By any measure, Mr. Raymond Cooper of Wylie, Texas, embodies what it means to be a success. He has a great family, an incredible financial portfolio, entrepreneurial accomplishments, and the reputation of being a trusted advisor to many important people—in addition to being the namesake of his own junior high school. Mr. Cooper’s life tells a story of grit. He grew up poor, lost his father at the early age of three, and found his way by learning from his incredibly strong mother. Through strength, hard work, and tenacity, Mr. Cooper founded the Universal Transformer Company, a sixty-year-old business that still thrives today.
Dr. Shawn Miller, principal of Cooper Junior High School, grew up very similar to the namesake of his campus. Raised in poverty by his grandmother in Mason, Texas, Dr. Miller did not have a present mother or father. As one of the older siblings, it was his job to help raise his brothers, sisters, and himself. From what I know of his grandmother, she instilled in him the values of hope, grit, and gratitude.

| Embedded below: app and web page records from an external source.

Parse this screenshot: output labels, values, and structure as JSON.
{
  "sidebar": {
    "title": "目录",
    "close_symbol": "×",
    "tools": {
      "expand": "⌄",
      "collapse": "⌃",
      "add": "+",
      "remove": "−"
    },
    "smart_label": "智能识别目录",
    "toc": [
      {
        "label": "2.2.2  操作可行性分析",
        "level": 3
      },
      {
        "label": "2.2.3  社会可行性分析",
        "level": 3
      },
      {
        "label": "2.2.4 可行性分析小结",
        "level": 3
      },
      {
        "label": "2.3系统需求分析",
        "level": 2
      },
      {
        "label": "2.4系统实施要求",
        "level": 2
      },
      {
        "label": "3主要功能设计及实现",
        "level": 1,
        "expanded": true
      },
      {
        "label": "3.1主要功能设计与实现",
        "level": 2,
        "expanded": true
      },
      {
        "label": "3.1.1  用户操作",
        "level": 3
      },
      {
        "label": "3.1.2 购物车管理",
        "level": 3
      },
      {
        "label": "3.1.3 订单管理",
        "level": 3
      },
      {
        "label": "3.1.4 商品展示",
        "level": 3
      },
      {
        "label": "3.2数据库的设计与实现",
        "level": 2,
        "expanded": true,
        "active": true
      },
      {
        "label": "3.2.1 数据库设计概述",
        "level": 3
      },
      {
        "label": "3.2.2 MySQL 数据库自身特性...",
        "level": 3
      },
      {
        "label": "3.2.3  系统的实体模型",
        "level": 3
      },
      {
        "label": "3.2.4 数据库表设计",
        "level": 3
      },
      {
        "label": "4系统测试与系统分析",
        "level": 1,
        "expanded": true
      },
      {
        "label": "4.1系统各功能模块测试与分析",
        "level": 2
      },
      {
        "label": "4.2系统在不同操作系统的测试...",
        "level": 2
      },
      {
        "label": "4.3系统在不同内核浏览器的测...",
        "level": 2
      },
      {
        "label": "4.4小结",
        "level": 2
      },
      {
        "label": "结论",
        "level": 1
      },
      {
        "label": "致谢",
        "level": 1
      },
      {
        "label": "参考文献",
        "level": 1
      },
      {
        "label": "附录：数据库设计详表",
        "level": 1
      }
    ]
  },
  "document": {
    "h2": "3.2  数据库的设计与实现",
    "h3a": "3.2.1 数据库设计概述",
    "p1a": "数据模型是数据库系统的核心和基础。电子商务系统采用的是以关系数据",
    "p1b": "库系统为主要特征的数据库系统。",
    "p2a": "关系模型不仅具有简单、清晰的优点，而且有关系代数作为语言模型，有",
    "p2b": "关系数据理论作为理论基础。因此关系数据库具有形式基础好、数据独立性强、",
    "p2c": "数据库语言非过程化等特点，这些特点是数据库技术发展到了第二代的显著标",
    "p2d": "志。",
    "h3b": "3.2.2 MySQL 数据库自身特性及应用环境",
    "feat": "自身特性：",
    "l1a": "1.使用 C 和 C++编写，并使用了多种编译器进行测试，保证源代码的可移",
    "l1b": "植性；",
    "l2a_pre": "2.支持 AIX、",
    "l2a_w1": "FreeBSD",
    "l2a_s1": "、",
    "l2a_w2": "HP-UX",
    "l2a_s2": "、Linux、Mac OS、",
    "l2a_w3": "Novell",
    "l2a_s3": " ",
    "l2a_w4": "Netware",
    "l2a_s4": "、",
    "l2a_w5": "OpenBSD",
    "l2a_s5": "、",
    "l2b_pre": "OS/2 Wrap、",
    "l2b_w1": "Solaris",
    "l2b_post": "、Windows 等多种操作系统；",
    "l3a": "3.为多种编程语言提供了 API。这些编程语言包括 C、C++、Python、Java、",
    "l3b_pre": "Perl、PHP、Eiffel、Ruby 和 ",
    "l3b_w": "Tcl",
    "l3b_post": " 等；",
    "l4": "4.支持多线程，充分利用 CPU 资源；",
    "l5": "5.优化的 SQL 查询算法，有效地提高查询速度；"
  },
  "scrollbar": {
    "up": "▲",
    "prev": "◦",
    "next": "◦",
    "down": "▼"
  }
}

Struggle affects people in different ways. Some distance themselves from the past they once knew and work to pretend that strife never happened. Mr. Cooper, though, is different. He dedicated the second half of his life to helping those who found themselves experiencing the same struggles he experienced. Grateful for those who helped him, he donated land and organized volunteers to construct our local food pantry, the Wylie Christian Care Center. Over the years, the center has helped thousands of families in the surrounding area with food, clothing, and utility assistance. Many lives have changed for the better.
Struggle shaped Dr. Miller in a big way, too. Reaching the goal of principal and earning his Ph.D. are testaments to his grit. His gratitude manifests towards his family and the paternal role of dad to his siblings who he gladly and lovingly helped to grow into positive and productive citizens. He devotes that same love and care to the kids of Cooper Junior High. He creates a place of hope.
Gratitude is a choice. A friend of mine, Kris Segrest, says that people get either “bitter or better” when faced with challenges. Each individual chooses a path—fight or flight. Raymond Cooper and Shawn Miller’s challenges shaped them in ways that positively influenced not only their lives but also their families and community members. Their journeys made them stronger. They are grateful for what they have, but they are also grateful for the experiences that molded their lives.
Today in Wylie ISD, we celebrate the value of GRATITUDE. Gratitude makes a big impact on our own lives, and potentially the lives of others. Mr. Cooper and Dr. Miller are both representations of this belief.
Are you grateful? If so, how would others know? Do you send cards, make phone calls, raise your brothers and sisters, or build food pantries for your community? At some time today, please take a moment to recognize that your struggles make you stronger. People care about you, and you make a difference in the world. We are in this thing together. Through it all, our gratitude makes us better, not bitter.
I am grateful for Mr. Cooper, I am grateful for Dr. Miller, I am grateful for you! I look forward to hearing more about the gratitude that you possess.